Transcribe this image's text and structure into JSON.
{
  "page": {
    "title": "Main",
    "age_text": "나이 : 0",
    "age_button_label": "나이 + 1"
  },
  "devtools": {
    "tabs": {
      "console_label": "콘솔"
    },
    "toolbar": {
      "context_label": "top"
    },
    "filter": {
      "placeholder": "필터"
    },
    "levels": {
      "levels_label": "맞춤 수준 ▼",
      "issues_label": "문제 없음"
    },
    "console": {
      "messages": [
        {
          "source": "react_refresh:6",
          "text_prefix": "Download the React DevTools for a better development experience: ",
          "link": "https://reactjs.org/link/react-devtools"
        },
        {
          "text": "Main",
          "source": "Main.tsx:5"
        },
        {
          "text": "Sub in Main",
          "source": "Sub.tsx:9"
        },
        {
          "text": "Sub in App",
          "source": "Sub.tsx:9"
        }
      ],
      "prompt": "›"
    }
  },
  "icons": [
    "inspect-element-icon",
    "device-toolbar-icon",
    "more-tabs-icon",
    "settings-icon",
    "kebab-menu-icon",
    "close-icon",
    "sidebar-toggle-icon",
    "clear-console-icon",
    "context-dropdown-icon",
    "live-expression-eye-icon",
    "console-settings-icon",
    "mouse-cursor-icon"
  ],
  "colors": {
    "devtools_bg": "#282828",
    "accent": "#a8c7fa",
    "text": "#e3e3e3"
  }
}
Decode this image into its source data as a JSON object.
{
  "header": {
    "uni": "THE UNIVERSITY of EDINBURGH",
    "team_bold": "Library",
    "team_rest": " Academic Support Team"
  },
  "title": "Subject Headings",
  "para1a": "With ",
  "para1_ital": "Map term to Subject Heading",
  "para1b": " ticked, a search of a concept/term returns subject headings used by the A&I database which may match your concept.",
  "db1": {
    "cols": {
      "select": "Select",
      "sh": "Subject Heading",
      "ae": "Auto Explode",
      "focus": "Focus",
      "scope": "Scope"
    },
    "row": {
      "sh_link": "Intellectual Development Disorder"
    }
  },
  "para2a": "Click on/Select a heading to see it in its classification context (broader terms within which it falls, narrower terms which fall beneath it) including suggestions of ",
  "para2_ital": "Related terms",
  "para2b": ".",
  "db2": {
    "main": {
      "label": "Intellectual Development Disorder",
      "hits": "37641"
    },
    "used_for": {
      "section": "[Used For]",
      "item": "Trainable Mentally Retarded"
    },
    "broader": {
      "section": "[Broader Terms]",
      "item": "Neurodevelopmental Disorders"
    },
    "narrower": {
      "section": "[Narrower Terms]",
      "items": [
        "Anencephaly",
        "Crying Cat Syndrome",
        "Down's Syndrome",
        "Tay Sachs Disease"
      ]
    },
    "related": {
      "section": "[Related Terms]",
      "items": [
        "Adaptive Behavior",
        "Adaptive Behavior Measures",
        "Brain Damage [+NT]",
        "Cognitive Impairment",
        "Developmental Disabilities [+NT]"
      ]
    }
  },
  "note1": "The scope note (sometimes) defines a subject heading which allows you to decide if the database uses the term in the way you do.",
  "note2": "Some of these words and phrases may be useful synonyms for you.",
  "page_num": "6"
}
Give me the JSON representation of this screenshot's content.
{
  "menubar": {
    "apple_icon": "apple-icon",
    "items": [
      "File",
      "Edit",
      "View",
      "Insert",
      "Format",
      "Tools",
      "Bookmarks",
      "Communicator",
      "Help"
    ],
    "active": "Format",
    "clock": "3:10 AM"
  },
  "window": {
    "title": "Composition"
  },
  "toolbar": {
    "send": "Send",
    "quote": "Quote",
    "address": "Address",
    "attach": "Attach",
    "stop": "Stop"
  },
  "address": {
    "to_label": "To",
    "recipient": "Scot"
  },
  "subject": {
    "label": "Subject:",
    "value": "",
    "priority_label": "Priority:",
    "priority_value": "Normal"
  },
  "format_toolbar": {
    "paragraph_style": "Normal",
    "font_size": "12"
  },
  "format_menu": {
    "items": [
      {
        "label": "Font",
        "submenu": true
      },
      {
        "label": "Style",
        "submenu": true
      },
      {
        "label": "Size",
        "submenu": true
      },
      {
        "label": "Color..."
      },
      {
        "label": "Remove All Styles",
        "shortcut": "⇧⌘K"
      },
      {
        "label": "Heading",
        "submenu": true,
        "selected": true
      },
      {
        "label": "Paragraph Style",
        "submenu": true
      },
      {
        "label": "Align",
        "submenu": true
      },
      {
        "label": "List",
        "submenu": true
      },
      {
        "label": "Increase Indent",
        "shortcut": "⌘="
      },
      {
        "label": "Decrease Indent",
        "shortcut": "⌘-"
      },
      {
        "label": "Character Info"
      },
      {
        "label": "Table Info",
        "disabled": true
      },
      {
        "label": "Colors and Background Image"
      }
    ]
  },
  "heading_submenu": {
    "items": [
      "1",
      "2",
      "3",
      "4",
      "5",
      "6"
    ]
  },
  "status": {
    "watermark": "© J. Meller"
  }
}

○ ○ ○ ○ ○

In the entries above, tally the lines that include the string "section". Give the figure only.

4